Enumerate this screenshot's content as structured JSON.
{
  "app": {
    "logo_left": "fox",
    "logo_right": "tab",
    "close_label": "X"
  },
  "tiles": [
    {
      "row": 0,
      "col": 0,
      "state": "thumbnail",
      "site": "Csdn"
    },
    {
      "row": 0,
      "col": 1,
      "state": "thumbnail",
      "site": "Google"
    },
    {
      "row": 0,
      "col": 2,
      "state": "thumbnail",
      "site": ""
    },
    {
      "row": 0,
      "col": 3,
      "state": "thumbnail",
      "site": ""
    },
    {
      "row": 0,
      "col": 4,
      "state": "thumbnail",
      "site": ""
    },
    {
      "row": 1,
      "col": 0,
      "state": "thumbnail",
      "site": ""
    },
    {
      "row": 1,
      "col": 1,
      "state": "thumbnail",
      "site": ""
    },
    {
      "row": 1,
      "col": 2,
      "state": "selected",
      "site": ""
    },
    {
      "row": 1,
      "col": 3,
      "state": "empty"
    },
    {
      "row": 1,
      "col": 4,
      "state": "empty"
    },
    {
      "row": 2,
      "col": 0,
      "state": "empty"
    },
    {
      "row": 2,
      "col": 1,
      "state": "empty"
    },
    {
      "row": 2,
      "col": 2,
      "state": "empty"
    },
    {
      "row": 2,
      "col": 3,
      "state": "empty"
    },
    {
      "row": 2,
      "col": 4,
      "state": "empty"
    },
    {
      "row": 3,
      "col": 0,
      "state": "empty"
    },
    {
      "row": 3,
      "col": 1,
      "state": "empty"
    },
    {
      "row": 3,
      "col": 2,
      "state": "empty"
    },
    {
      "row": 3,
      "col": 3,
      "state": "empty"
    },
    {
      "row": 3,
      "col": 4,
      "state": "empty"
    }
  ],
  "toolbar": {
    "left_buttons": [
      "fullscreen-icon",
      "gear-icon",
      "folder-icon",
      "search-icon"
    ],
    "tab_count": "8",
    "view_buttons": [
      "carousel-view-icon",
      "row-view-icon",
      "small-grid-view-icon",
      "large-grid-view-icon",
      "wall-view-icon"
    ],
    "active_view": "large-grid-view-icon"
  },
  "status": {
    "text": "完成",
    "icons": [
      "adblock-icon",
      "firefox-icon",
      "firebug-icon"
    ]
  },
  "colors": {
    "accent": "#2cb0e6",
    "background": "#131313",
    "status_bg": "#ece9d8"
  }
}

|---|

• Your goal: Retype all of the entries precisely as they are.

• Result of this task:
Enumerate this screenshot's content as structured JSON.
{
  "app": {
    "logo_left": "fox",
    "logo_right": "tab",
    "close_label": "X"
  },
  "tiles": [
    {
      "row": 0,
      "col": 0,
      "state": "thumbnail",
      "site": "Csdn"
    },
    {
      "row": 0,
      "col": 1,
      "state": "thumbnail",
      "site": "Google"
    },
    {
      "row": 0,
      "col": 2,
      "state": "thumbnail",
      "site": ""
    },
    {
      "row": 0,
      "col": 3,
      "state": "thumbnail",
      "site": ""
    },
    {
      "row": 0,
      "col": 4,
      "state": "thumbnail",
      "site": ""
    },
    {
      "row": 1,
      "col": 0,
      "state": "thumbnail",
      "site": ""
    },
    {
      "row": 1,
      "col": 1,
      "state": "thumbnail",
      "site": ""
    },
    {
      "row": 1,
      "col": 2,
      "state": "selected",
      "site": ""
    },
    {
      "row": 1,
      "col": 3,
      "state": "empty"
    },
    {
      "row": 1,
      "col": 4,
      "state": "empty"
    },
    {
      "row": 2,
      "col": 0,
      "state": "empty"
    },
    {
      "row": 2,
      "col": 1,
      "state": "empty"
    },
    {
      "row": 2,
      "col": 2,
      "state": "empty"
    },
    {
      "row": 2,
      "col": 3,
      "state": "empty"
    },
    {
      "row": 2,
      "col": 4,
      "state": "empty"
    },
    {
      "row": 3,
      "col": 0,
      "state": "empty"
    },
    {
      "row": 3,
      "col": 1,
      "state": "empty"
    },
    {
      "row": 3,
      "col": 2,
      "state": "empty"
    },
    {
      "row": 3,
      "col": 3,
      "state": "empty"
    },
    {
      "row": 3,
      "col": 4,
      "state": "empty"
    }
  ],
  "toolbar": {
    "left_buttons": [
      "fullscreen-icon",
      "gear-icon",
      "folder-icon",
      "search-icon"
    ],
    "tab_count": "8",
    "view_buttons": [
      "carousel-view-icon",
      "row-view-icon",
      "small-grid-view-icon",
      "large-grid-view-icon",
      "wall-view-icon"
    ],
    "active_view": "large-grid-view-icon"
  },
  "status": {
    "text": "完成",
    "icons": [
      "adblock-icon",
      "firefox-icon",
      "firebug-icon"
    ]
  },
  "colors": {
    "accent": "#2cb0e6",
    "background": "#131313",
    "status_bg": "#ece9d8"
  }
}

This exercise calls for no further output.